Many believe the traditional school calendar, including the three-month summer break, can be traced back to rural farming communities. But some experts say that’s not true.
In working on a story about year-round schools for The Post and Courier, I was interested in how the current school year calendar got to be the way it is.
Although some sources suggested it was related to agricultural schedules, I found a few folks who argued otherwise.
One of the most prominent was Kenneth M. Gold, who wrote the book “School’s In: The History of Summer Education in American Public Schools.”
In the book, he writes students worked in the fields planting and harvesting during the spring and fall, so school was in session during winter and summer.
The summer break tradition started with city residents who left town during the hot summer months, he contends. School officials didn’t think it made sense to open when students wouldn’t show up, and politics led others to adopt the same schedule, including those in rural areas.
Gold isn’t the only one who makes that argument. Bob Thaler, an assistant professor of sociology at Saginaw Valley State University, was quoted in a Grand Rapids Press column about the same issue, and he offered a similar explanation as Gold. He called the agricultural-based school calendar a “common and widespread” misconception.
Thaler was quoted as saying “cities were hot, dusty, smelly, uncomfortable places to live in summers. They had dirt roads, lots of horses (with manure and urine and horseflies), few big trees, no electric fans or air-conditioning, lots of insects, many buildings which blocked cooling winds, etc.” The working men who set schools’ schedules would take off and join their families. Thus the summer break was born.
I even found one living history museum in Massachusetts, the Old Sturbridge Village, that supported Gold and Thaler’s explanation.

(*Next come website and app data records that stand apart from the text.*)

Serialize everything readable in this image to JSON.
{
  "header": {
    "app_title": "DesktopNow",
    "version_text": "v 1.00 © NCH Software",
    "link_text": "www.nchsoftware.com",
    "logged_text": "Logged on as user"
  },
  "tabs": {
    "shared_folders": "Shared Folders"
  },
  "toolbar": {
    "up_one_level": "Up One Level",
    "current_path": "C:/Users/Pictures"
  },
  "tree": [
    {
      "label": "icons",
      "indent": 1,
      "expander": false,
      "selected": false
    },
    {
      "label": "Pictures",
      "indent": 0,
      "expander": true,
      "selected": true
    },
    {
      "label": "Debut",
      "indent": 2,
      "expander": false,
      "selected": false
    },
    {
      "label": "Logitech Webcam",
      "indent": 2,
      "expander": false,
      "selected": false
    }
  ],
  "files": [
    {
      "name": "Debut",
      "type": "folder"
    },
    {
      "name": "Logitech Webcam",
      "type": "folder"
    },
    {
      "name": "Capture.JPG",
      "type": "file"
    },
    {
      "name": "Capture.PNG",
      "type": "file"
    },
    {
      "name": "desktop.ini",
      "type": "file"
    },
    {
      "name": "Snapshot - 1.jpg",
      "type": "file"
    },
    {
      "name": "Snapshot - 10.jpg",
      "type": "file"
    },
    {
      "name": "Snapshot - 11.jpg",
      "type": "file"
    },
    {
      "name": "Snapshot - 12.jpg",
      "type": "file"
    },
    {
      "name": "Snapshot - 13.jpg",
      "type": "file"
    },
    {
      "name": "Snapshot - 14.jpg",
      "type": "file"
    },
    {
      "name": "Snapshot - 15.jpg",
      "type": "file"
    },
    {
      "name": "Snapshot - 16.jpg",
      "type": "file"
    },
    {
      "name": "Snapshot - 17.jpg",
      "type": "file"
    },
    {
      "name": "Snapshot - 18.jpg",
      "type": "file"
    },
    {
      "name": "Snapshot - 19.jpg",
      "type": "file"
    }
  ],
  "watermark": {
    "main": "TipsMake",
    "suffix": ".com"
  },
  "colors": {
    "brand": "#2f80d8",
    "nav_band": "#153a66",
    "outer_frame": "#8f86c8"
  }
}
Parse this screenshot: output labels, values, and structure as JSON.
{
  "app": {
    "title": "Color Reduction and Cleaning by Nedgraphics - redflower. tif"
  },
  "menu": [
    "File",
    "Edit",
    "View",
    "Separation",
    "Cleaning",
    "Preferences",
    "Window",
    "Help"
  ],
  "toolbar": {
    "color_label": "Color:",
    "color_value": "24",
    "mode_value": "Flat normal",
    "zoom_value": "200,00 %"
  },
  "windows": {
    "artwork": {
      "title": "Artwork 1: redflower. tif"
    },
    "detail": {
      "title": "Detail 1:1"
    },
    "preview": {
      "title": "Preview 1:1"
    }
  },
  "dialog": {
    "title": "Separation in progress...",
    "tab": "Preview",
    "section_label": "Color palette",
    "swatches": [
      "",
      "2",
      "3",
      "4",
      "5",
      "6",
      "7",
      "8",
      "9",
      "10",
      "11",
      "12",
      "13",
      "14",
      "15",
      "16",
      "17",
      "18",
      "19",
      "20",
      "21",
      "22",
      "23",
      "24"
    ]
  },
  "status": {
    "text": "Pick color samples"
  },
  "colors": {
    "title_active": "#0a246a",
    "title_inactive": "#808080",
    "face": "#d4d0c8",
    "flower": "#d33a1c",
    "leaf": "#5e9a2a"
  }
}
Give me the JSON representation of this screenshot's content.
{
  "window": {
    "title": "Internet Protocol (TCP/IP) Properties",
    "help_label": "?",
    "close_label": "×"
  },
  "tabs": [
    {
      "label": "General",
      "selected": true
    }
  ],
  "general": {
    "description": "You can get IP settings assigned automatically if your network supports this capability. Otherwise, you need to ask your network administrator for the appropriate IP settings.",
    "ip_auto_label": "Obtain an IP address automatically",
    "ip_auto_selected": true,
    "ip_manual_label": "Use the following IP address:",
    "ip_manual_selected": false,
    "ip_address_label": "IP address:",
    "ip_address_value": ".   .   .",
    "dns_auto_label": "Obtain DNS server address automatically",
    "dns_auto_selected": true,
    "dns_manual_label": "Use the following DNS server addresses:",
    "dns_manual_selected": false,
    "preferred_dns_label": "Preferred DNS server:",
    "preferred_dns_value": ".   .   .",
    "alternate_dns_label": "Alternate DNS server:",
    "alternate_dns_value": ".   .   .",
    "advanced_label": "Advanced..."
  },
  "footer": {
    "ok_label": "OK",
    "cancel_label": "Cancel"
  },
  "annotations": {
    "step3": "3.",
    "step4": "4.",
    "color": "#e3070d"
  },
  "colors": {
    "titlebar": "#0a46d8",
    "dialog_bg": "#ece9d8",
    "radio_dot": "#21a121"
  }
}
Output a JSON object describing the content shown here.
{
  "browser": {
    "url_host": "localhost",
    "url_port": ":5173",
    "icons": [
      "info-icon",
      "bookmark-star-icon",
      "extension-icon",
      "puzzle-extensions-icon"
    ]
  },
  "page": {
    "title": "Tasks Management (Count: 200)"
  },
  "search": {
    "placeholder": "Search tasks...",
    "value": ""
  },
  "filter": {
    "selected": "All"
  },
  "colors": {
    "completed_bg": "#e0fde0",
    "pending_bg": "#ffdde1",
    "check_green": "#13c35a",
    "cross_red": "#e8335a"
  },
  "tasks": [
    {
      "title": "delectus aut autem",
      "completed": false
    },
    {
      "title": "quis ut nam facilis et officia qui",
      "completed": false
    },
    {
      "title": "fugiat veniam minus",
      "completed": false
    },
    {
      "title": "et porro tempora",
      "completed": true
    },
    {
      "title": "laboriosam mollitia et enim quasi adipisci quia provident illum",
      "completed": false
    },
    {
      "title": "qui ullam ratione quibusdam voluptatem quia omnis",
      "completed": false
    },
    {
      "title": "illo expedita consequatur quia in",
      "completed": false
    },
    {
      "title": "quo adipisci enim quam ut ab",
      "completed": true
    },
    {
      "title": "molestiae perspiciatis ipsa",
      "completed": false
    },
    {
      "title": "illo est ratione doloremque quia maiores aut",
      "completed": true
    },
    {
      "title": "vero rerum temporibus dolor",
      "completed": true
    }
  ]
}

Myth busted? What do you think?
A version of this news article first appeared in the Rural Education blog.